Relying on mergers and acquisitions for growth sends a signal that you don't know how to innovate or how to manage it. M&A has other problems, too. Companies tend to overpay which actually destroys shareholder value. At best, firms end up paying full value, neither better or worse off financially. The firm grows in size, not value, and pays in the form of distraction. What if you could use the tools and processes of innovation in mergers and acquisitions? How could it help? Would you select acquisition targets better? Could it help understand the valuation better so you get a better deal? Might it help you implement better? I believe innovation techniques could be applied to all three. Here is one example: targeting - deciding who to buy.
June 7, 2008
Web 2.0 social tools are swelling all around us, and the Fortune 100 are embracing them for two purposes - managing and engaging the internal employee base and managing and engaging the external customer base. Wikis, blogs, mashups, and social networks will improve productivity, connectivity, knowledge transfer, and ultimately profitability if deployed correctly. What about innovation? Can the Web 2.0 environment increase, enable, accelerate, and deepen innovation within companies? I am impressed with the emergence of tools such as Wridea and others that have taken on the challenge. But I have yet to see one that works effectively. I am trying to figure out why. Are these applications using the wrong innovation tool or process? Do they have an effective innovation process, but deploy it incorrectly? Or, are people not using the application in an optimal way?
May 18, 2008
The best Fortune 100 companies see innovation as an ongoing capabilty, not a one time event. These companies work hard to build muscle around this capability so they can deploy it when they need it, where they need it, tackling their hardest problems. Companies do this to keep up with the ever changing landscape both inside and outside the firm. What does it mean to build innovation muscle? I think of it as the number of people trained, the frequency of using an innovation method, and the percentage of internal departments that have an innovation capabilty. Call it an Innovation Muscle Index: N (number of trained employees) x F (number of formal ideation events per year using a method) x P (percent of company departments with at least one employee trained in an effective innovation method. IMI = N x F x P
May 4, 2008
Professor Keith Sawyer makes a useful connection between innovation and learning when he writes, "What both innovation and learning have in common is adaptability and improvisationality." He connects this idea with authors Joaquín Alegre and Ricardo Chiva from the Sloan Management Review.
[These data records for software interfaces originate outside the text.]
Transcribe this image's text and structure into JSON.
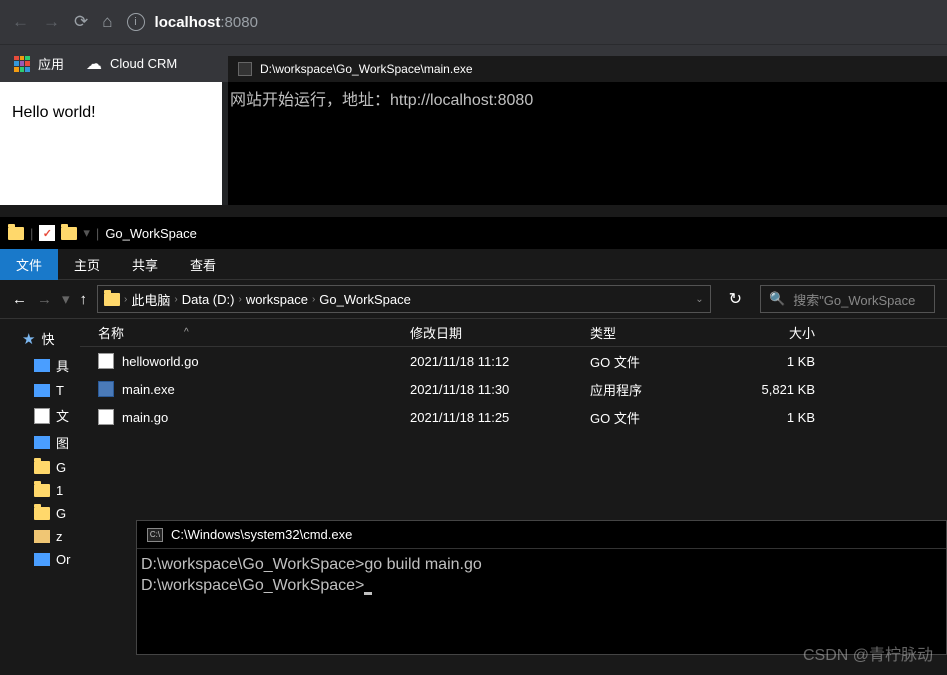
{
  "browser": {
    "url_host": "localhost",
    "url_port": ":8080",
    "bookmarks": {
      "apps": "应用",
      "cloud_crm": "Cloud CRM"
    },
    "page_text": "Hello world!"
  },
  "console1": {
    "title": "D:\\workspace\\Go_WorkSpace\\main.exe",
    "output": "网站开始运行，地址：http://localhost:8080"
  },
  "explorer": {
    "title": "Go_WorkSpace",
    "ribbon": {
      "file": "文件",
      "home": "主页",
      "share": "共享",
      "view": "查看"
    },
    "breadcrumb": [
      "此电脑",
      "Data (D:)",
      "workspace",
      "Go_WorkSpace"
    ],
    "search_placeholder": "搜索\"Go_WorkSpace",
    "columns": {
      "name": "名称",
      "date": "修改日期",
      "type": "类型",
      "size": "大小"
    },
    "sidebar_quick": "快",
    "sidebar_items": [
      "具",
      "T",
      "文",
      "图",
      "G",
      "1",
      "G",
      "z",
      "Or"
    ],
    "files": [
      {
        "name": "helloworld.go",
        "date": "2021/11/18 11:12",
        "type": "GO 文件",
        "size": "1 KB",
        "icon": "go"
      },
      {
        "name": "main.exe",
        "date": "2021/11/18 11:30",
        "type": "应用程序",
        "size": "5,821 KB",
        "icon": "exe"
      },
      {
        "name": "main.go",
        "date": "2021/11/18 11:25",
        "type": "GO 文件",
        "size": "1 KB",
        "icon": "go"
      }
    ]
  },
  "console2": {
    "title": "C:\\Windows\\system32\\cmd.exe",
    "lines": [
      "D:\\workspace\\Go_WorkSpace>go build main.go",
      "",
      "D:\\workspace\\Go_WorkSpace>"
    ]
  },
  "watermark": "CSDN @青柠脉动"
}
They identified five core features of high organizational learning capability (OLC) companies: experimentation, risk taking, interaction with the external environment, dialogue, and participative decision making. Keith has found that these five characteristics also hold true of organizations that use the power of collaboration to generate innovation. He believes that organizations high in learning ability are more likely to be innovative organizations.
April 20, 2008
Innovation is a skill, not a gift. Top organizations drive growth by nurturing and investing in innovation as a competency. One way organizations make it real is by including innovation within formal competency models. Professor Rodney Rogers of Portland State University defines a competency as a persistent pattern of behavior resulting from a cluster of knowledge, skills, abilities, and motivations. It is the persistence of those behaviors that matter most and help your organization succeed. Competency models are a useful way to formalize that behavior and make it persistent. They help describe the ideal patterns needed for exceptional performance. They are a blueprint for the type of person needed for a specific job. And they help diagnose and evaluate employee performance. It takes a lot of work to develop one, but it's worth it.